■ Problem statement
Nothing but the pictures should go missing; return all the entries below exactly.
═════ Data listing ═════
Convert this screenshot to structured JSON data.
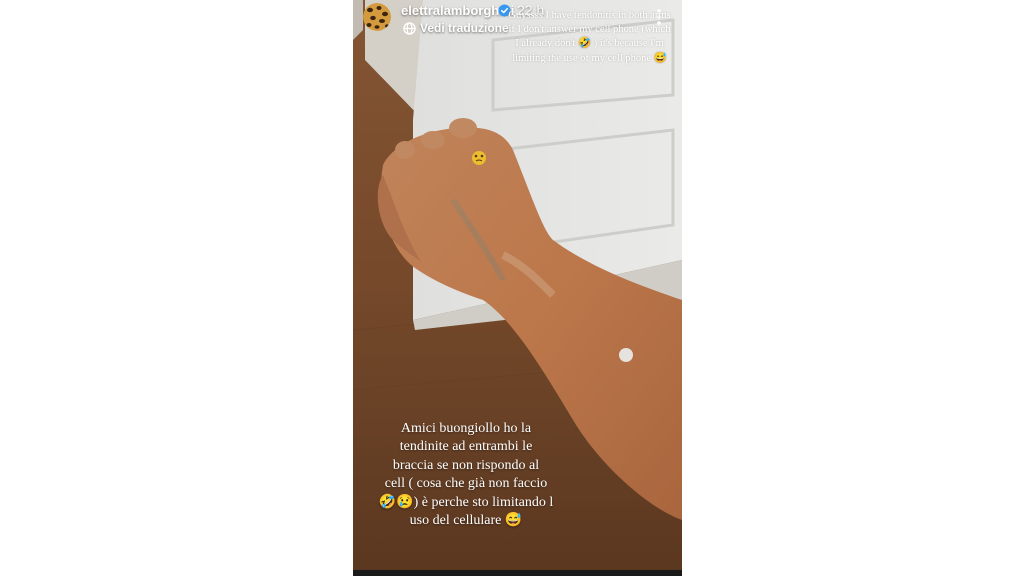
{
  "story": {
    "username": "elettralamborghini",
    "time": "22 h",
    "translate_label": "Vedi traduzione",
    "caption_top": "Guyssss I have tendonitis in both arms if I don't answer my cell phone (which I already don't 🤣 ) it's because I'm limiting the use of my cell phone 😅",
    "caption_bottom": "Amici buongiollo ho la\ntendinite ad entrambi le\nbraccia se non rispondo al\ncell ( cosa che già non faccio\n🤣😢) è perche sto limitando l\nuso del cellulare 😅",
    "icons": {
      "verified": "verified-badge-icon",
      "menu": "more-options-icon",
      "translate": "translate-icon",
      "avatar": "leopard-avatar"
    },
    "colors": {
      "verified": "#3897f0",
      "text": "#ffffff",
      "page_bg": "#ffffff"
    }
  }
}
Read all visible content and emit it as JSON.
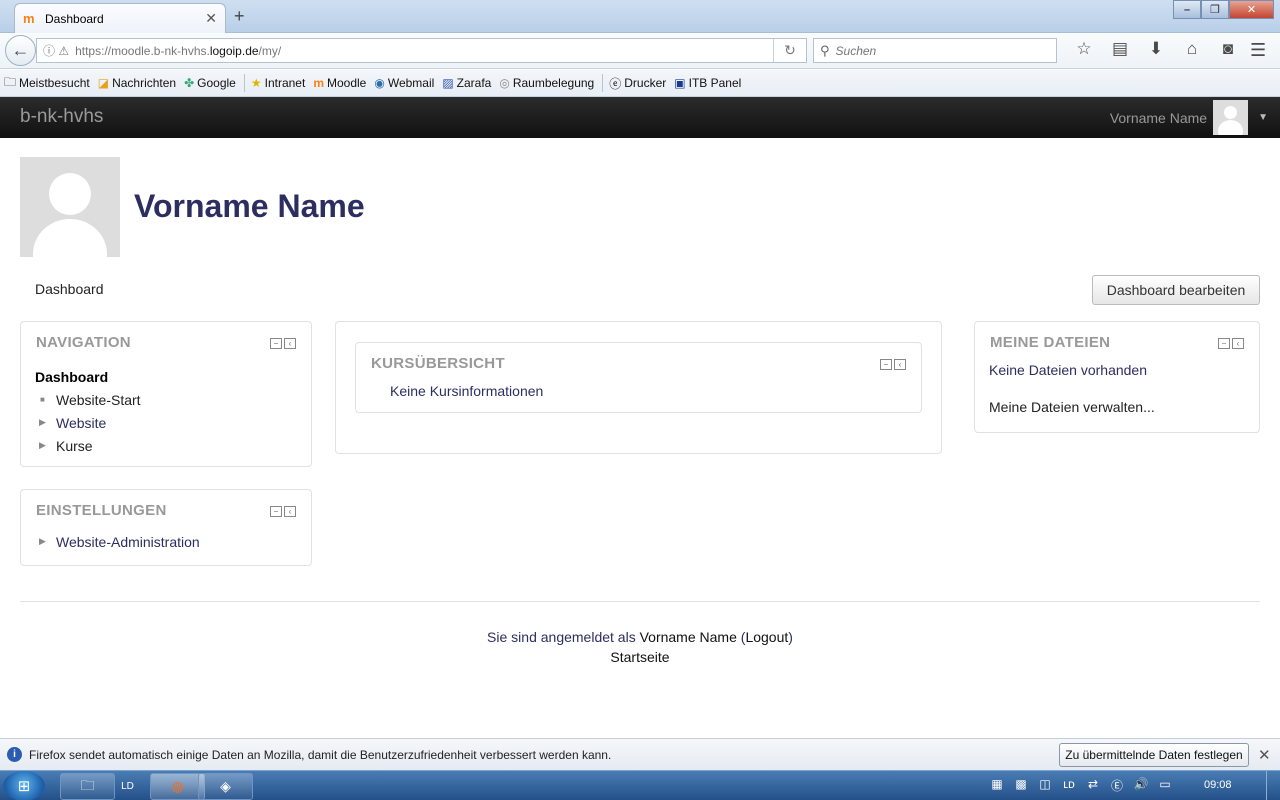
{
  "browser": {
    "tab_title": "Dashboard",
    "tab_icon": "m",
    "new_tab": "+",
    "url_prefix": "https://moodle.b-nk-hvhs.",
    "url_domain": "logoip.de",
    "url_path": "/my/",
    "search_placeholder": "Suchen",
    "bookmarks": [
      "Meistbesucht",
      "Nachrichten",
      "Google",
      "Intranet",
      "Moodle",
      "Webmail",
      "Zarafa",
      "Raumbelegung",
      "Drucker",
      "ITB Panel"
    ]
  },
  "moodle": {
    "brand": "b-nk-hvhs",
    "user_name": "Vorname Name",
    "page_title": "Vorname Name",
    "breadcrumb": "Dashboard",
    "edit_button": "Dashboard bearbeiten",
    "navigation": {
      "title": "NAVIGATION",
      "root": "Dashboard",
      "items": [
        "Website-Start",
        "Website",
        "Kurse"
      ]
    },
    "settings": {
      "title": "EINSTELLUNGEN",
      "items": [
        "Website-Administration"
      ]
    },
    "course_overview": {
      "title": "KURSÜBERSICHT",
      "empty": "Keine Kursinformationen"
    },
    "my_files": {
      "title": "MEINE DATEIEN",
      "empty": "Keine Dateien vorhanden",
      "manage": "Meine Dateien verwalten..."
    },
    "footer": {
      "logged_in_prefix": "Sie sind angemeldet als",
      "user": "Vorname Name",
      "logout": "Logout",
      "home": "Startseite"
    }
  },
  "notification": {
    "text": "Firefox sendet automatisch einige Daten an Mozilla, damit die Benutzerzufriedenheit verbessert werden kann.",
    "button": "Zu übermittelnde Daten festlegen"
  },
  "taskbar": {
    "clock": "09:08"
  }
}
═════
■ Written response
Convert this screenshot to structured JSON data.
{
  "story": {
    "username": "elettralamborghini",
    "time": "22 h",
    "translate_label": "Vedi traduzione",
    "caption_top": "Guyssss I have tendonitis in both arms if I don't answer my cell phone (which I already don't 🤣 ) it's because I'm limiting the use of my cell phone 😅",
    "caption_bottom": "Amici buongiollo ho la\ntendinite ad entrambi le\nbraccia se non rispondo al\ncell ( cosa che già non faccio\n🤣😢) è perche sto limitando l\nuso del cellulare 😅",
    "icons": {
      "verified": "verified-badge-icon",
      "menu": "more-options-icon",
      "translate": "translate-icon",
      "avatar": "leopard-avatar"
    },
    "colors": {
      "verified": "#3897f0",
      "text": "#ffffff",
      "page_bg": "#ffffff"
    }
  }
}
Read all visible content and emit it as JSON.
{
  "browser": {
    "tab_title": "Dashboard",
    "tab_icon": "m",
    "new_tab": "+",
    "url_prefix": "https://moodle.b-nk-hvhs.",
    "url_domain": "logoip.de",
    "url_path": "/my/",
    "search_placeholder": "Suchen",
    "bookmarks": [
      "Meistbesucht",
      "Nachrichten",
      "Google",
      "Intranet",
      "Moodle",
      "Webmail",
      "Zarafa",
      "Raumbelegung",
      "Drucker",
      "ITB Panel"
    ]
  },
  "moodle": {
    "brand": "b-nk-hvhs",
    "user_name": "Vorname Name",
    "page_title": "Vorname Name",
    "breadcrumb": "Dashboard",
    "edit_button": "Dashboard bearbeiten",
    "navigation": {
      "title": "NAVIGATION",
      "root": "Dashboard",
      "items": [
        "Website-Start",
        "Website",
        "Kurse"
      ]
    },
    "settings": {
      "title": "EINSTELLUNGEN",
      "items": [
        "Website-Administration"
      ]
    },
    "course_overview": {
      "title": "KURSÜBERSICHT",
      "empty": "Keine Kursinformationen"
    },
    "my_files": {
      "title": "MEINE DATEIEN",
      "empty": "Keine Dateien vorhanden",
      "manage": "Meine Dateien verwalten..."
    },
    "footer": {
      "logged_in_prefix": "Sie sind angemeldet als",
      "user": "Vorname Name",
      "logout": "Logout",
      "home": "Startseite"
    }
  },
  "notification": {
    "text": "Firefox sendet automatisch einige Daten an Mozilla, damit die Benutzerzufriedenheit verbessert werden kann.",
    "button": "Zu übermittelnde Daten festlegen"
  },
  "taskbar": {
    "clock": "09:08"
  }
}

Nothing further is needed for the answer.